Do you think the approach taken is super specific to this production, or would other “classic” musicals benefit from similar reinventions?
I think it definitely speaks to Daniel’s brilliance to be able to see the truth in the material. This was here the whole time, and I think Rodgers & Hammerstein were significantly more punk rock than they’re given credit for. When Oklahoma! dropped in 1943, it was radical as hell. They knew exactly what they were doing. I think they’d be hip to what our production is trying to achieve, and in fact we’re celebrating what they created.

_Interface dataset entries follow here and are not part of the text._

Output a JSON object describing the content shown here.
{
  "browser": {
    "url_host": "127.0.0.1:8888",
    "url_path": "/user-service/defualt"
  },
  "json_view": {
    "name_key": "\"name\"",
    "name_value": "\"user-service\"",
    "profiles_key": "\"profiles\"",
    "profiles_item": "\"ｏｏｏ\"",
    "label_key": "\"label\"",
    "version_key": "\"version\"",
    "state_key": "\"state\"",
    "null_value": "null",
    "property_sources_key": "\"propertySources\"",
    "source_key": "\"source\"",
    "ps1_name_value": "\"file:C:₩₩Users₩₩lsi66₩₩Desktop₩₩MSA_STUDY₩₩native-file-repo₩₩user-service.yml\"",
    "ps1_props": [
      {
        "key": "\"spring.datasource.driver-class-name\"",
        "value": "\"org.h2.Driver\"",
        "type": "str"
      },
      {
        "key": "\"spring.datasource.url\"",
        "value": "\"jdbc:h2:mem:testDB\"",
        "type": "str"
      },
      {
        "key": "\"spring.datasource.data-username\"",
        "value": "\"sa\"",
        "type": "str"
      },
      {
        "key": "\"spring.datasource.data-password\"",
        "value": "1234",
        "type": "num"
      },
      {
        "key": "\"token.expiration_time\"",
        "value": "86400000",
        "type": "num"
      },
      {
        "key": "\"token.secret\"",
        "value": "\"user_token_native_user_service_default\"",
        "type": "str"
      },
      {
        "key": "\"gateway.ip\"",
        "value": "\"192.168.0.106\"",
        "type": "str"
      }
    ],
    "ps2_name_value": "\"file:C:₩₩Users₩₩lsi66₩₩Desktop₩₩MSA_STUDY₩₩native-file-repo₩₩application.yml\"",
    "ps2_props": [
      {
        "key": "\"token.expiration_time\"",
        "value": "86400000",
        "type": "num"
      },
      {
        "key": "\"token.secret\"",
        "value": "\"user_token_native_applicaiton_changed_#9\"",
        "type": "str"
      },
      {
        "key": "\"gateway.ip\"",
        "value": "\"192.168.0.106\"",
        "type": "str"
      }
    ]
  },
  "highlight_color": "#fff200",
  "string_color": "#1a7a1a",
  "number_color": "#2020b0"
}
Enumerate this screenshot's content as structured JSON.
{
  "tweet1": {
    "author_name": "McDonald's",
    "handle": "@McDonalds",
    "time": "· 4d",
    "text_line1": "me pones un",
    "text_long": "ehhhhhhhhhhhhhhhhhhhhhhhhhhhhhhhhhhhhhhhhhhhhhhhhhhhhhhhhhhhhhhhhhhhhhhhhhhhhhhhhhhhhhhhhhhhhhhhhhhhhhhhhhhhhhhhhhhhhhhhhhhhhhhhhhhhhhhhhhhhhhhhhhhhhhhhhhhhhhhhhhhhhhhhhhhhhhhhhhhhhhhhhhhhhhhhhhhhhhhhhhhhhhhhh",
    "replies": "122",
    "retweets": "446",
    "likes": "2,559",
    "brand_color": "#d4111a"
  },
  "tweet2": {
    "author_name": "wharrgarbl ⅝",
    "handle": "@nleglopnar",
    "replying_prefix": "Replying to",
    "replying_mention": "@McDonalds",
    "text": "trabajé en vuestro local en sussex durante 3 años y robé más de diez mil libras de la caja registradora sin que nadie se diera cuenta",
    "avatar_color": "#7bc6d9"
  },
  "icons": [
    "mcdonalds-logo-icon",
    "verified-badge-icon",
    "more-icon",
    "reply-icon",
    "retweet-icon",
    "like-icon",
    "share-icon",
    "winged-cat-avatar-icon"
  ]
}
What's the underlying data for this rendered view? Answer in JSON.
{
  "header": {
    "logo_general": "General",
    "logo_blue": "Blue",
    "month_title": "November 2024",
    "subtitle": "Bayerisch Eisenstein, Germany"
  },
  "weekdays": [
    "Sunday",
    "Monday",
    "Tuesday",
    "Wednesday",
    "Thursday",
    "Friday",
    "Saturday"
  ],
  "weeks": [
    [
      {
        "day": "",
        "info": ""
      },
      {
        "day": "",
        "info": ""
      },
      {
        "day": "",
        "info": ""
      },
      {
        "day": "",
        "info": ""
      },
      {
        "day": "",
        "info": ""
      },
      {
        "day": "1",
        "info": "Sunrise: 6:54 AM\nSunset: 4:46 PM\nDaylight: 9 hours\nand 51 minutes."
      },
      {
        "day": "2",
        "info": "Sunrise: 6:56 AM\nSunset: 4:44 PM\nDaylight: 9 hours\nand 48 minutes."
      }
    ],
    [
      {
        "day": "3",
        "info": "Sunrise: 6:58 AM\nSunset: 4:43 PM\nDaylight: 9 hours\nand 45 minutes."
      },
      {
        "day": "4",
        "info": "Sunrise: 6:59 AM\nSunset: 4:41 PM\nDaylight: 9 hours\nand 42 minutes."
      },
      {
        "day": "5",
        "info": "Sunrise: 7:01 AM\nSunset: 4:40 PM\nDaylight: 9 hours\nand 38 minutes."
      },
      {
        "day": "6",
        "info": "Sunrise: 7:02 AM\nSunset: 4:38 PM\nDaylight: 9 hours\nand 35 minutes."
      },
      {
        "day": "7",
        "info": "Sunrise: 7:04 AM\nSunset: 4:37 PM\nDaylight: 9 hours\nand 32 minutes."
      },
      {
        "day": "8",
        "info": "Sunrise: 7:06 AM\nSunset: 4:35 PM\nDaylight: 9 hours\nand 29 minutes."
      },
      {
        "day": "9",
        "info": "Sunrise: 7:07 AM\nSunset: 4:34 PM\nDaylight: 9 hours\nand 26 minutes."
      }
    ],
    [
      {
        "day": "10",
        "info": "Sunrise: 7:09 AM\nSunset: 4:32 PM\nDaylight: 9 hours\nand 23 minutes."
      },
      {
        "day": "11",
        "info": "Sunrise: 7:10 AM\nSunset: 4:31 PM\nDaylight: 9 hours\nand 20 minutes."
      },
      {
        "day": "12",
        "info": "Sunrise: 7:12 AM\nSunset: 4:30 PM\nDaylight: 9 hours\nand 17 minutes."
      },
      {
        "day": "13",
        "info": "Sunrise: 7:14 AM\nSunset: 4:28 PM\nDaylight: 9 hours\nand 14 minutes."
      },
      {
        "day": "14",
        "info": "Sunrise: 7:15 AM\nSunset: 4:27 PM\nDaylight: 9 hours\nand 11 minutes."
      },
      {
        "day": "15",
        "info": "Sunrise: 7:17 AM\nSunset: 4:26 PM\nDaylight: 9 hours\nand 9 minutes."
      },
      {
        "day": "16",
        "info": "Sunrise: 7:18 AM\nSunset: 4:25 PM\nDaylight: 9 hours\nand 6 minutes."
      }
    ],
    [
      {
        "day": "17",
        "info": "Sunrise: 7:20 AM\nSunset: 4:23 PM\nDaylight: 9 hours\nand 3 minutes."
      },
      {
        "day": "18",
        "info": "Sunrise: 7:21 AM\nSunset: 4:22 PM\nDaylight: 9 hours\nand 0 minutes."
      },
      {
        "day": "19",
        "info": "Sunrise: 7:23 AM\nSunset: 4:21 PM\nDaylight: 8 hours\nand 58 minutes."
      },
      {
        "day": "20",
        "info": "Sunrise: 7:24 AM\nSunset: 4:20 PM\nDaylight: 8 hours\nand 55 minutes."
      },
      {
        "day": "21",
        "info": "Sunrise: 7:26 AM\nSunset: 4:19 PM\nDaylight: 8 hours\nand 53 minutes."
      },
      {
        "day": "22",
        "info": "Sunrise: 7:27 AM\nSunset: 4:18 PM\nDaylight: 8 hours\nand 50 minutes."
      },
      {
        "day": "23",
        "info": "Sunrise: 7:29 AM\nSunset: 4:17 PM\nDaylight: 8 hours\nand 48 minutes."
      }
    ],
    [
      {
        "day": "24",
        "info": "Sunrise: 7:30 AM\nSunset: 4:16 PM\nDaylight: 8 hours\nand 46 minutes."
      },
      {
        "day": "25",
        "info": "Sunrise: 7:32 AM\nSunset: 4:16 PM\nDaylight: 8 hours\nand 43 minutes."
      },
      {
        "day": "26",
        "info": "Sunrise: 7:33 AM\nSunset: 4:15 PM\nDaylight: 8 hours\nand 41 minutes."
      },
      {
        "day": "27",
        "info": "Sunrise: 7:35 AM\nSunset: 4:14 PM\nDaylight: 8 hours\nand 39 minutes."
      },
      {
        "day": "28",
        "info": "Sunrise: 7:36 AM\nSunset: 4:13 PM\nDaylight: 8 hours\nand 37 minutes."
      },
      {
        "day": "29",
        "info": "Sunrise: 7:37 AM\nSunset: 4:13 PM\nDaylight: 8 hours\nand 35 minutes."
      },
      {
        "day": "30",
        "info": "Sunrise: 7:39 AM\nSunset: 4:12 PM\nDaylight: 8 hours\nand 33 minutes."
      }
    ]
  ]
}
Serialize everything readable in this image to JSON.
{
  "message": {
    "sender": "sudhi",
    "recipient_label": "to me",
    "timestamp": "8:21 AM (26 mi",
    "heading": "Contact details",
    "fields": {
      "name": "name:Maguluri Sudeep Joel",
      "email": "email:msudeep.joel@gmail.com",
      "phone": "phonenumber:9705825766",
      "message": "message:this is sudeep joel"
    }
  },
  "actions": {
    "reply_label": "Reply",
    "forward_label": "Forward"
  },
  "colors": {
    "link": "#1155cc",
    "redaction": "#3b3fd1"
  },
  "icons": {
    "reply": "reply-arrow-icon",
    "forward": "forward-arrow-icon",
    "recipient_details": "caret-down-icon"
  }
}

A lot of folks on our creative team think it’s the greatest musical ever created. [The approach] might be successful with other Rodgers & Hammerstein shows, but it runs the risk of being considered a deconstruction or some sort of shtick — let’s just thin it out and make some moody lighting and have people act more naturalistically and see what happens. That’s all very surface, topical. So I think it is the material and the unique vision of Daniel’s that makes this work.
What was Tony nomination day like for you?
It sort of felt like my birthday, but one that I got to share with a dozen other people. I woke up to a phone call from my agent who very enthusiastically told me I did it. I celebrated with a very eyes-closed fist bump in the air. I rolled over and told my wife and we tried to sleep for a little bit. And then the phone calls started. I’ve never made or received as many phone calls, text messages and emails in my entire life. All very exciting and very grateful. I spent the bulk of the afternoon on my couch. It was important to try to sleep! Our director gave a little speech and later that night there was a diner down the street that renamed their chili bowl after Aunt Eller so we had a little bit of a toast there. You know you’ve made it then…
Having spent time in both Hadestown and Oklahoma!, what do you think is making this a moment when audiences are not only embracing these unconventional productions, but making them some of the buzziest shows on Broadway?
I think people have come to appreciate a more real sort of authentic voice. People respond to seeing real people. Maybe the sheen of the Broadway of yore is sort of fading with this new generation that wants to see people more like themselves. Something like the music of Hadestown, or the voices of Oklahoma!, probably sound more authentic and maybe a bit more accessible or uniquely entertaining than more polished things [musicals have] previously almost exclusively been. Particularly with pop music, the genre is dead, and that’s a testament to the future-minded youth and the state of the world with cross-pollination. You don’t have to be a country or a hip-hop artist; you can do both, you can do anything you can possibly think of, and not only is that OK, it’s encouraged. And I think that’s bleeding over into theater in a great way. It does feel like a bizarro world.
Watch the premiere of Daunno and Rebecca Naomi Jones performing “People Will Say We’re in Love” from Oklahoma! below.